A night on the open sea stuck under his capsized boat: French skipper Laurent Camprubi was rescued in extremis off the coast of northern Spain after spending 16 hours under the hull of his sailboat, thanks to an air pocket 30 centimeters.
“A rescue at the limit of the impossible”. This is how “Salvamento Marítimo” (the Spanish sea rescue service) described on Facebook the rescue, on Tuesday, of the 62-year-old sailor from Marseille, whose boat had capsized the day before in the Atlantic, in the middle of a qualifying course for the Route Rum 2022.
According to “Salvamento Maritimo”, Laurent Camprubi was 14 miles (22 kilometers) from the small archipelago of Sisargas, off Galicia (northwestern Spain), when he triggered his distress beacon at 8 p.m. Monday. 30 (6:30 p.m. GMT).
A search was quickly launched, which led to the location of his sailboat, the “Jeanne Solo Sailor”, tossed about by high waves and plunged into darkness, according to the information provided to AFP on Thursday by the emergency service.
It was “the keel upside down” and there was “no trace of its occupant”, explains “Salvamento maritimo”, which dispatched a ship and three helicopters to the scene, supported by a merchant ship.
One of the rescuers, dropped by a helicopter on the overturned sailboat, hit the hull. He perceived “return blows”, which made him realize “that there was a person trapped inside”.
Several other divers then joined the sailboat. There were “screams and blows” on the hull and “the emotion soared”, explained two of them, Antonio Gómez and Andrés Pita, quoted by “Salvamento Marítimo”.
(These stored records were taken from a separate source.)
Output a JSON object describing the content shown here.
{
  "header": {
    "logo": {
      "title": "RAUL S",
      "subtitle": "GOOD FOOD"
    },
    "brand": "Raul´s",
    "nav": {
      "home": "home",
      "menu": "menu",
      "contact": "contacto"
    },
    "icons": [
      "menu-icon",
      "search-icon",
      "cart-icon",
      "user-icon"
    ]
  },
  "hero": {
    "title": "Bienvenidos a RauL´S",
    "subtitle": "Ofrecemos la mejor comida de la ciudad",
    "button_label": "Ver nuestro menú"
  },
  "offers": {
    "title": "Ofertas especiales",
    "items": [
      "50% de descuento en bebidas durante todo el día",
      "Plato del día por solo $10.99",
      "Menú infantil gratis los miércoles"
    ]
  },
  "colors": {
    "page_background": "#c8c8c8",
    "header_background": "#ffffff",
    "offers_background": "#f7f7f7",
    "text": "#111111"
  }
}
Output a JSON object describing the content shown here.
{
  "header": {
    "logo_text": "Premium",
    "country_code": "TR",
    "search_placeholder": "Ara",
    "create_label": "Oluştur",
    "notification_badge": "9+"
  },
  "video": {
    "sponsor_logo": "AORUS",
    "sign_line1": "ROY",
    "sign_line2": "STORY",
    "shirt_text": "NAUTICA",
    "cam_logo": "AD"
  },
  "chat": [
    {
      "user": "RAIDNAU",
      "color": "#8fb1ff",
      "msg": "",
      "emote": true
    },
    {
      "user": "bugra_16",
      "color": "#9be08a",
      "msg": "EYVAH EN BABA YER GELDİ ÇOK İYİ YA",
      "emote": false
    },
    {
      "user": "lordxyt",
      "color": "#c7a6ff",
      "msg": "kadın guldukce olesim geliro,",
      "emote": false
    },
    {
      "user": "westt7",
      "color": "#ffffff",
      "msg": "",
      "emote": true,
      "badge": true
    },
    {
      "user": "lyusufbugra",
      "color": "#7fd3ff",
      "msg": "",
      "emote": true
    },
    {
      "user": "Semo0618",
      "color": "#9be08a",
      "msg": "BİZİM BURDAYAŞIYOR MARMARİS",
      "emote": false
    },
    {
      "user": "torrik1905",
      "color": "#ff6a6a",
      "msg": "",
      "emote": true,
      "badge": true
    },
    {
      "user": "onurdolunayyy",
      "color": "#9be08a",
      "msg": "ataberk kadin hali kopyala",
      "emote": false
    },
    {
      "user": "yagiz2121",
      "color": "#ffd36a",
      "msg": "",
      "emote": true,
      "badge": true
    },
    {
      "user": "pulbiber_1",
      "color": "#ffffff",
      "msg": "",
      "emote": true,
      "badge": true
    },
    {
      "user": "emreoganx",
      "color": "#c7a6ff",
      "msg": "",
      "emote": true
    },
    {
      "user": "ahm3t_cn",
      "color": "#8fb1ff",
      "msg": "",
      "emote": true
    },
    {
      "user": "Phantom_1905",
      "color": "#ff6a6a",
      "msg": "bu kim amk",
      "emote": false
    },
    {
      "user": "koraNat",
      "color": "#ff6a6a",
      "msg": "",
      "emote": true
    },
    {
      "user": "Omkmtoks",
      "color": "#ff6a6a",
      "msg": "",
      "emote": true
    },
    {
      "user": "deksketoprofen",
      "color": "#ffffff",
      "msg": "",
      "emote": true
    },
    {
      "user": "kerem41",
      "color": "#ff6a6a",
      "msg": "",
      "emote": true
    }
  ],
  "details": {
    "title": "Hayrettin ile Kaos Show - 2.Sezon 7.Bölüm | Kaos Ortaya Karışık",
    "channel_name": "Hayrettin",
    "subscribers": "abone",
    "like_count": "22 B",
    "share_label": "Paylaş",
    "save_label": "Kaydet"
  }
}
According to the skipper of the rescue vessel, Rodrigo Piñeiro, the conditions were difficult and it was necessary to work “frenziedly” to ensure that the sailboat did not sink.
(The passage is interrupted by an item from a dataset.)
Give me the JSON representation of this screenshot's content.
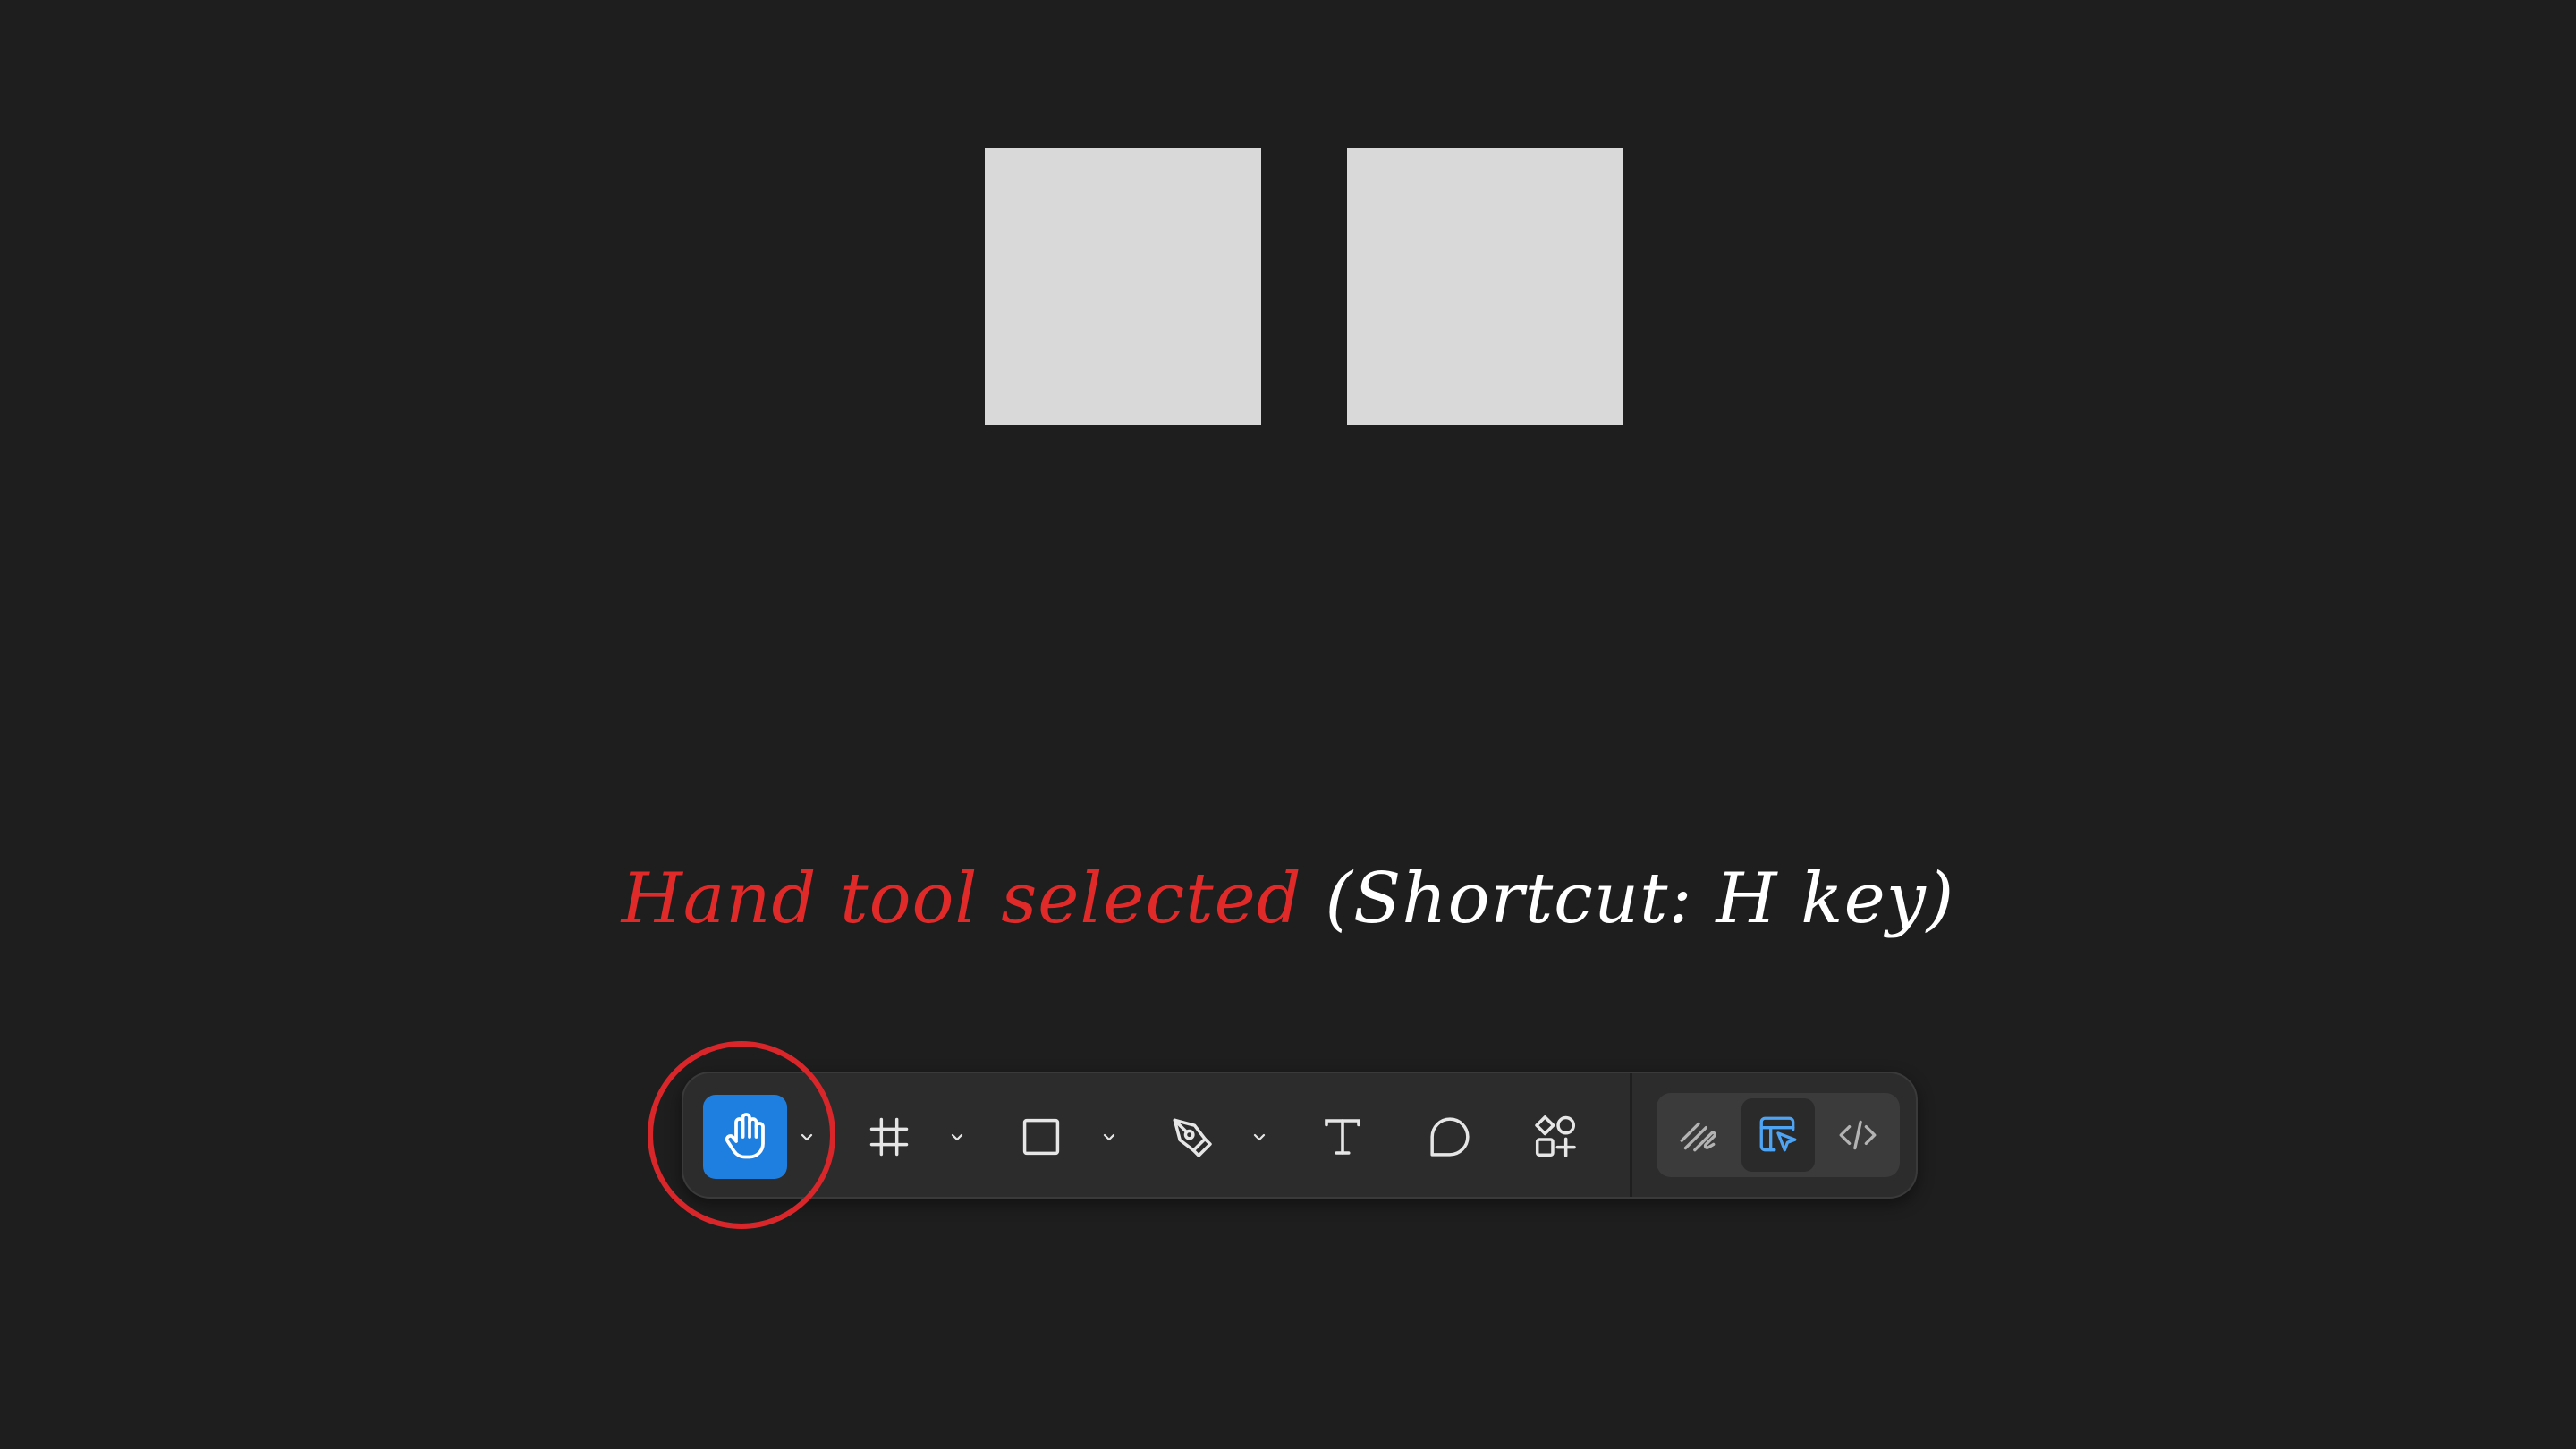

“ Barely 30 centimeters of air”
It was finally after several hours of work that the divers, equipped with flashlights and in the middle of a very rough sea, managed to penetrate under the hull, where they saw a red boot.
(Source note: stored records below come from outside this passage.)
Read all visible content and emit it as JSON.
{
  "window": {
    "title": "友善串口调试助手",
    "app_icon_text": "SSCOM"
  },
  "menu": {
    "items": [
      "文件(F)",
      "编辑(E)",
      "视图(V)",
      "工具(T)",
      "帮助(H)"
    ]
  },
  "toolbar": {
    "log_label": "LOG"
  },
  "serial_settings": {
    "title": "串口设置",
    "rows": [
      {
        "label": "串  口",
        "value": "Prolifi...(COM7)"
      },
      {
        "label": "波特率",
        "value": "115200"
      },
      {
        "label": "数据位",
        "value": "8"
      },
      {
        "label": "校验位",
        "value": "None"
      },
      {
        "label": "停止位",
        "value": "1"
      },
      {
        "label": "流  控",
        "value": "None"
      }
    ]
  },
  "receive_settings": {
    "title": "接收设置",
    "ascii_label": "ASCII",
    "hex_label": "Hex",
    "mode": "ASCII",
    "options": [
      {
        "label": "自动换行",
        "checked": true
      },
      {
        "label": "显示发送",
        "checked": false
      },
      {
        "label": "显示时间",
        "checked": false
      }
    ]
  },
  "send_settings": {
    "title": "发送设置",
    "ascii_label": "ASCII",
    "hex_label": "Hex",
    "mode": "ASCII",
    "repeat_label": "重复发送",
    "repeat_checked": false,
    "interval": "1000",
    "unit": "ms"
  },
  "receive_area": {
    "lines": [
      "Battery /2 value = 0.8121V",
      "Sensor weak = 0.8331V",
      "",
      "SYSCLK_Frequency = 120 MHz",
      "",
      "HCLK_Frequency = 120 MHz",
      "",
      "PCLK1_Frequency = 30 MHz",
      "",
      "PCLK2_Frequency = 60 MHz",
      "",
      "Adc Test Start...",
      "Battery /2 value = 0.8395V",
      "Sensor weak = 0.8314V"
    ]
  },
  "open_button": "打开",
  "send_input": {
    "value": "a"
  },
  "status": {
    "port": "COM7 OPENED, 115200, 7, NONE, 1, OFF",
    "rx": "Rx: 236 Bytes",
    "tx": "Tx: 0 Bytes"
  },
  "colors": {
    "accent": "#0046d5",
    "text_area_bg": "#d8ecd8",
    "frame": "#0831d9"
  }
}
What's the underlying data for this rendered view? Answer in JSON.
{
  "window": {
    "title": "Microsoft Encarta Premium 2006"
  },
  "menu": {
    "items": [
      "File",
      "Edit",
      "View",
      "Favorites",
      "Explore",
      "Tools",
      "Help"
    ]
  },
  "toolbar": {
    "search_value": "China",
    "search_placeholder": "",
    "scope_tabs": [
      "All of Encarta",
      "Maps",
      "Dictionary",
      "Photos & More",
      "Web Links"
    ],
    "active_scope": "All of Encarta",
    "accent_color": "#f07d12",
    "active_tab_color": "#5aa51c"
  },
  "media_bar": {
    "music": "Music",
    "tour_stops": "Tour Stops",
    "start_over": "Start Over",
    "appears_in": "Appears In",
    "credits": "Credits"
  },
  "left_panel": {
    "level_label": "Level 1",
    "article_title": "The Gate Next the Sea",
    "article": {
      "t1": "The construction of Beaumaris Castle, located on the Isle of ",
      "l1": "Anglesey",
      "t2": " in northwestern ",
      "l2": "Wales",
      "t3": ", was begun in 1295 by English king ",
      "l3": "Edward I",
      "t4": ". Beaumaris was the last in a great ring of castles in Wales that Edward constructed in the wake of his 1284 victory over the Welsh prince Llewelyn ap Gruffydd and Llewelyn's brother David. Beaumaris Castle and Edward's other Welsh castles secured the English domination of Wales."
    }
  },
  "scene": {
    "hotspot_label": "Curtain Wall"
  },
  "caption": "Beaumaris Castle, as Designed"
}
“The immediate reaction was to touch it and the foot withdrew instantly”, explain the rescuers, who then stretched a pole into the cockpit which Laurent Camprubi immediately grabbed.
Once at Outside, the skipper clung to the sailboat and turned to the divers, all smiles: “Thank you, thank you, thank you! he exclaimed.
“I knew they were there and that they were going to rescue me, that they were not going to abandon me. It was a matter of time. I had to survive for myself and my family,” said Laurent Camprubi, quoted in the press release.
It was 12:00 p.m. (10 a.m. GMT) and he had just passed 4 p.m. air,” the statement said. He was then evacuated, unharmed, by helicopter.
In a photo published by “Salvamento Marítimo”, we see the skipper, beaming, in a shirt and sandals, on a pontoon. Beside him is his sailboat, still upside down, kept out of the water by large yellow buoys.
Laurent Camprubi, who presents himself on the Route du Rhume website as a “passionate solo race”, has several victories in regattas to his name, including the Rolex Giraglia, in the Mediterranean.
Juan Ferrer, head of operations for the rescue service, underlined that the French sailor “was equipped a special suit that saved him from hypothermia”.
But he also praised his “knowledge, which allowed him to calmly await our arrival”.
Katrine Johns has been a reporter on the news desk since 2013. Before that she wrote about young adolescence and family dynamics for Styles and was the legal affairs correspondent for the Metro desk. Before joining The Gal Post, Katrine Johns worked as a staff writer at the Village Voice and a freelancer for Newsday, The Wall Street Journal, GQ and Mirabella. To get in touch, contact me through my firstname.lastname@example.org 1-800-268-7128